§ Goal of the exercise: Find every line in the data that contains the word "dias". Return each of those lines.

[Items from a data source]
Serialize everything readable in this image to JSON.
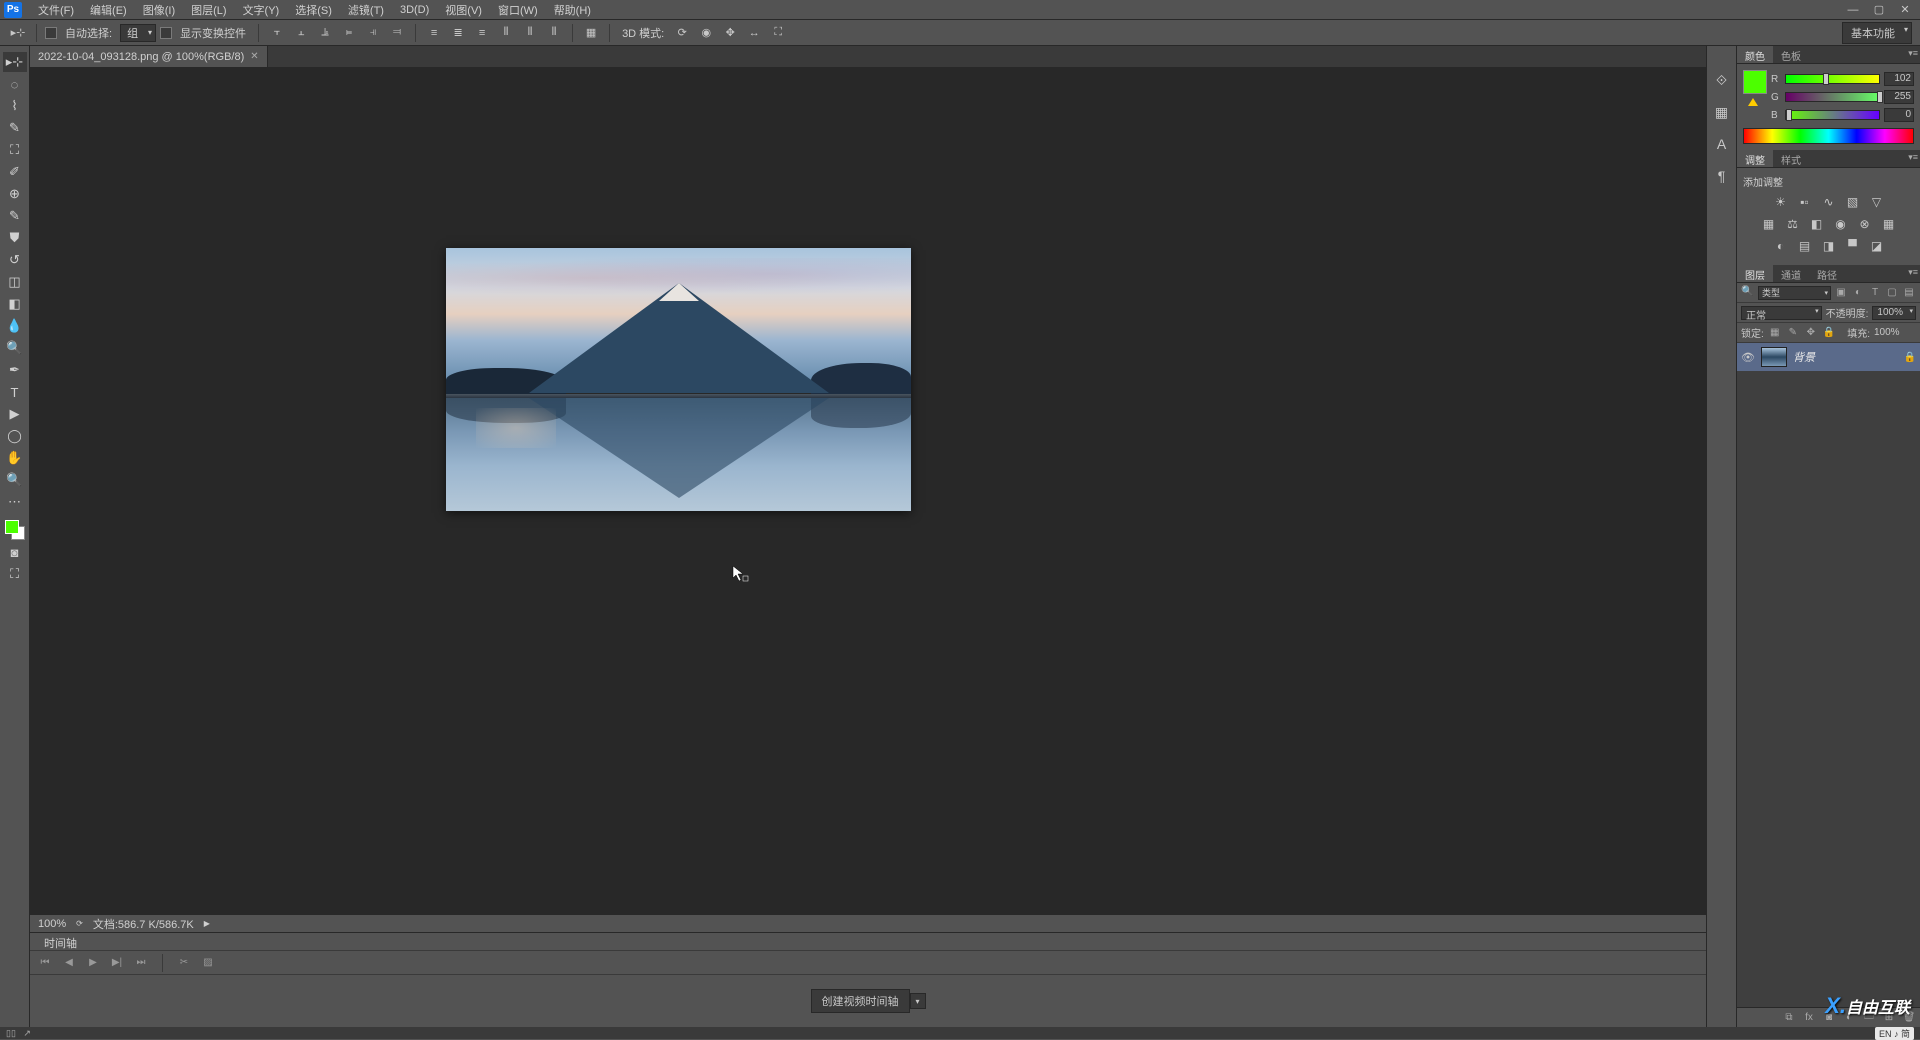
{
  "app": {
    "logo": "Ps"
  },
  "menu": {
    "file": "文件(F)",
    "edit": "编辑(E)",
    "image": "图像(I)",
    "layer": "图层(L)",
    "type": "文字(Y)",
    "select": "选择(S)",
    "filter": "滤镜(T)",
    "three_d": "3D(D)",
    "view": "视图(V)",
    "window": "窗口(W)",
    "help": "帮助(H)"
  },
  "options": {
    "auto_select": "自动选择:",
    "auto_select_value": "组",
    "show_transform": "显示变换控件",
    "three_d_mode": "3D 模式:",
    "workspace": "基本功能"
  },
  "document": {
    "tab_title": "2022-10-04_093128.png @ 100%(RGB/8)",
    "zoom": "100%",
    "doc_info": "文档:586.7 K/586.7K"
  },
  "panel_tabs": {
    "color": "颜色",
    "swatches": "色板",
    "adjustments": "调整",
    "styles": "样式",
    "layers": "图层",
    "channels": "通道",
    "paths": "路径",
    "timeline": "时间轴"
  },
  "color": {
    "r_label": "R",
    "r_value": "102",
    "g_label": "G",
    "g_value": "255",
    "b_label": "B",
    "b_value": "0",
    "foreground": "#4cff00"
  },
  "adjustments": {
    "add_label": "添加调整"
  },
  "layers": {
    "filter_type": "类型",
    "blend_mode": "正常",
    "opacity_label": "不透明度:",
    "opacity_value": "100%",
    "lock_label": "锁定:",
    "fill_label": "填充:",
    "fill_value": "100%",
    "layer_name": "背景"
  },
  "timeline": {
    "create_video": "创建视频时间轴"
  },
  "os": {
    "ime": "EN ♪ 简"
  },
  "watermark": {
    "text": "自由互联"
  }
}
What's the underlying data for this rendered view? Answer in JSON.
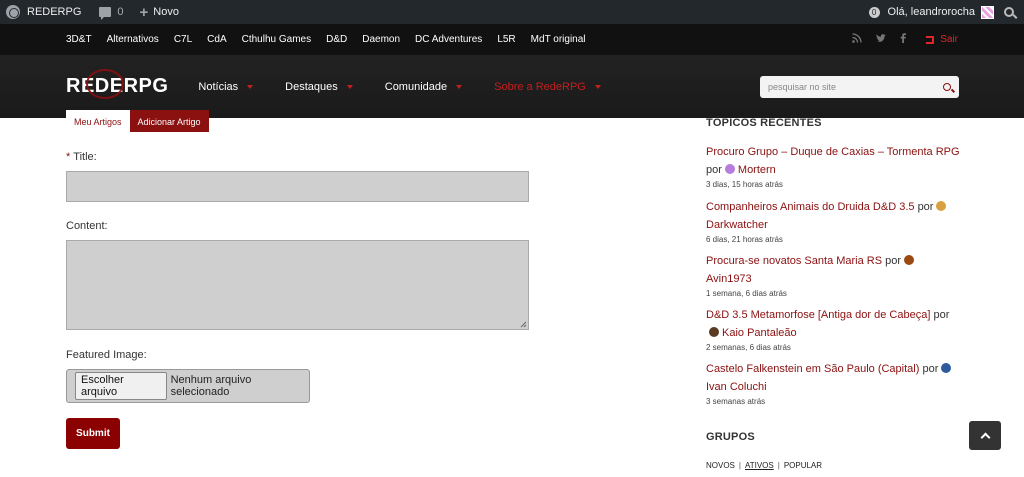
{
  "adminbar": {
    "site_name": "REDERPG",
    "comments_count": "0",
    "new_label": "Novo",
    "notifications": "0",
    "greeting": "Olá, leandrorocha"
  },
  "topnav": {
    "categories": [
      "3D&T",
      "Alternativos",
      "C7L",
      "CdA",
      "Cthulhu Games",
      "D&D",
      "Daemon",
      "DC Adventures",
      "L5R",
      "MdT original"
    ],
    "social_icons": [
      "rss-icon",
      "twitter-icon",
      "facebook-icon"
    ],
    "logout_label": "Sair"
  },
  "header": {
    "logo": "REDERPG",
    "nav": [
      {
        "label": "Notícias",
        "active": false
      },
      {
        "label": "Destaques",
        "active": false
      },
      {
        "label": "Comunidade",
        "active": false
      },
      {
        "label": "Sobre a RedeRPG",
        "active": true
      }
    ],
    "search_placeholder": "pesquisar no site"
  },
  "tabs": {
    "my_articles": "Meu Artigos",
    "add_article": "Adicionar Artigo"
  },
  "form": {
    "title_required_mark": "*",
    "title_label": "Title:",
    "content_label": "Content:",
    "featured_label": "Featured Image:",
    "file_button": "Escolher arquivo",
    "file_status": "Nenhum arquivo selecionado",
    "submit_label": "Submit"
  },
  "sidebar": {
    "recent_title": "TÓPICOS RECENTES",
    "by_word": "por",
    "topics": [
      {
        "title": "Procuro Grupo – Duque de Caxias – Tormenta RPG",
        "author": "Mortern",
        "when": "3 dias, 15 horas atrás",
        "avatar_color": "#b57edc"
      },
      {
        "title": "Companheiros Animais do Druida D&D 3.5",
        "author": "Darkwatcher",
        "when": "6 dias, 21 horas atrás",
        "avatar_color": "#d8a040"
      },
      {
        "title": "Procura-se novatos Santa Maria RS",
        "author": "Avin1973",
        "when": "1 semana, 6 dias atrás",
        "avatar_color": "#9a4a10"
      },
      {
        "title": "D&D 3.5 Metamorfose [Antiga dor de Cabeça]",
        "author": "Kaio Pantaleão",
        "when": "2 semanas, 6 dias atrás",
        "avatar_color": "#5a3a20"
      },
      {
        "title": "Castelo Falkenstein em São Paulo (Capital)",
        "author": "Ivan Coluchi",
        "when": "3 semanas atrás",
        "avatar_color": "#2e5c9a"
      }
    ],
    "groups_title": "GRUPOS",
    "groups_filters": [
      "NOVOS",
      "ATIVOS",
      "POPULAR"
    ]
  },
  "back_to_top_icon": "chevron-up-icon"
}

§ The completed task:
        "when": "3 dias, 15 horas atrás",
        "when": "6 dias, 21 horas atrás",
        "when": "1 semana, 6 dias atrás",
        "when": "2 semanas, 6 dias atrás",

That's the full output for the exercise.